Adding a somewhat contrary view to some of the comments below (and always acknowledging that enjoyment of films etc is entirely subjective), I thought John Carter was truly awful. Never mind criticism of the lead's acting (bad) or the plot (worse), the whole thing was just so very dull that by the end I just wanted it all to be over. I watched this without any knowledge of the books on which it was based and with a reasonably open mind, never being one to follow the "it was/will be a flop so can't be good" school of film criticism, but I can honestly say that in my view this film truly deserved everyone negative review it got. As for any sequels, beyond my utter lack of surprise that they'll never happen based on the first film, I would note that the supposed titles would (based on the complete hash up that the marketing team made of the first one) likely not have existed including, as they do, the words "of Mars", which the studio and all involved seemed so desperate to avoid. It was almost as if Disney knew this was a stinker when they assigned the marketing job to their least competent PR team. The only good thing about the experience? It meant that I have still yet to see Lone Ranger, their next high profile flop, as this one reminded me why sometimes it is best to listen to popular opinion.

It was a decent movie, and it went down because of the enormous budget. I would have seen the second and third movie.

Great analysis considering you never saw it ;) I really enjoyed it and think it deserved to do much better, but it was more in the style of Indiana Jones/buster crabbe matinees than audiences are used to I think.

John Carter felt derivative due to how many works that have been influenced by the original writings. Everone had aped all of its content years before. It wasnt a bad film. Bit overstuffed. But nowhere near as bad as made out. It was a marketing bomb. How no one made a foll of that weird cute dog creature i will never know.

Well They had rights to the first four i believe.

John Carter was better than Godzilla.

Good movie that was spoiled for me as it deviated enormously from the book in places, but if you hadn't read the books then it wasn't a bad popcorn film.

I felt it was really dull. Such a shame.

Damn it I LOVED that movie! It was my favourite that year and everything the Star Wars prequels should have been. Agh. There's an alternate universe where JC made a packet and launched a series of wonderful films.

Ooh, interesting comparison! For me, neither film made me feel for the characters, so they were similar in that regard. Godzilla certainly had better _moments_ than Carter, but in my mind they were equally flawed.

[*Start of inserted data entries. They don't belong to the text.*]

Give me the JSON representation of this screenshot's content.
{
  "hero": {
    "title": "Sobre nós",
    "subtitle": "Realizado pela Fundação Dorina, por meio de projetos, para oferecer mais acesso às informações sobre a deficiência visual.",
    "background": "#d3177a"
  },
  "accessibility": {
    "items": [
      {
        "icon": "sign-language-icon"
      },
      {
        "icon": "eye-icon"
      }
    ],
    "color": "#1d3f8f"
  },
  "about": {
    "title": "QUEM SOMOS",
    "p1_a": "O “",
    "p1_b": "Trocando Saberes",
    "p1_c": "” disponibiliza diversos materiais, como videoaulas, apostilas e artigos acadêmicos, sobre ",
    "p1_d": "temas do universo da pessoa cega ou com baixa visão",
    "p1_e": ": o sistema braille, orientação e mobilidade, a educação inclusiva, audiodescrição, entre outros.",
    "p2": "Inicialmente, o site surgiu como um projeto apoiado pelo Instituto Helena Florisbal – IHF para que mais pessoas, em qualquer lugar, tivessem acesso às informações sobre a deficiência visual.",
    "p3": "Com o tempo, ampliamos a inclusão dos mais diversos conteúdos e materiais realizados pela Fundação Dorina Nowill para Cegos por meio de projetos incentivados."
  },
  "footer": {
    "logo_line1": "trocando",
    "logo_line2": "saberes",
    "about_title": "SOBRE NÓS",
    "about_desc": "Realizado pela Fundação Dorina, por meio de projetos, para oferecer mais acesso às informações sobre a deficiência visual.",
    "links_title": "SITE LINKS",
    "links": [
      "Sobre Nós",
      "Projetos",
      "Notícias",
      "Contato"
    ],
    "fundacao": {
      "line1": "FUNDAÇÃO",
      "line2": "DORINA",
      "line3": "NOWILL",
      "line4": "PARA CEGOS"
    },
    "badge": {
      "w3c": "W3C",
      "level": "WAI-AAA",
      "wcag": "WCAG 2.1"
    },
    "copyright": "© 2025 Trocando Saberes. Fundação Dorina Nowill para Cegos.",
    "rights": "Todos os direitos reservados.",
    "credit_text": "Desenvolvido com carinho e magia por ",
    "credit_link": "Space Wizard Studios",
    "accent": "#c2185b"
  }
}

I really enjoyed JC. Loved the combination of the historical and SF. Good performances too, although Dom West was surprisingly forgettable.

Rights? Princess of Mars was written in 1912. Burroughs died in 1950.
According to Wikipedia, at least the first 5 books (and thus the character, John Carter, Barsoom, etc) are out of copyright, So you can read them at Project Gutenberg.

It's bollocks that any "rights" at all exist from a book over a century old and an author 64 years in the ground. But proving it in court would be expensive.

I hate to pick on any individual person but this film needed someone who oozes charm and charisma from the screen in the lead role. I also thought the prologue could have been edited down - it felt waaaaay too long. but yeah I wouldn't mind seeing what they did in a sequel.

Ive got a feeling that Guardians of the Galaxy is going to be this years big turkey, it just looks to stupid and is unknown by most non comic book geeks

Wow. Brave call. It's only a matter of time before it happens to Marvel, though. That being said, a lot of their films were unknown by most non comic book geeks.

yea but characters like iron man, thor, etc.. are pretty easy to comprehend compared to a talking racoon with a massive machine gun and a tree man! I hope its good because it does look more original than all the other current superhero films, but im not getting my hopes up.

Im actually now thinking it could fail in a similar way as the green lantern did than john carter (ie. it may make most of its money back but not enough to warrant a sequel)

Sponsored Links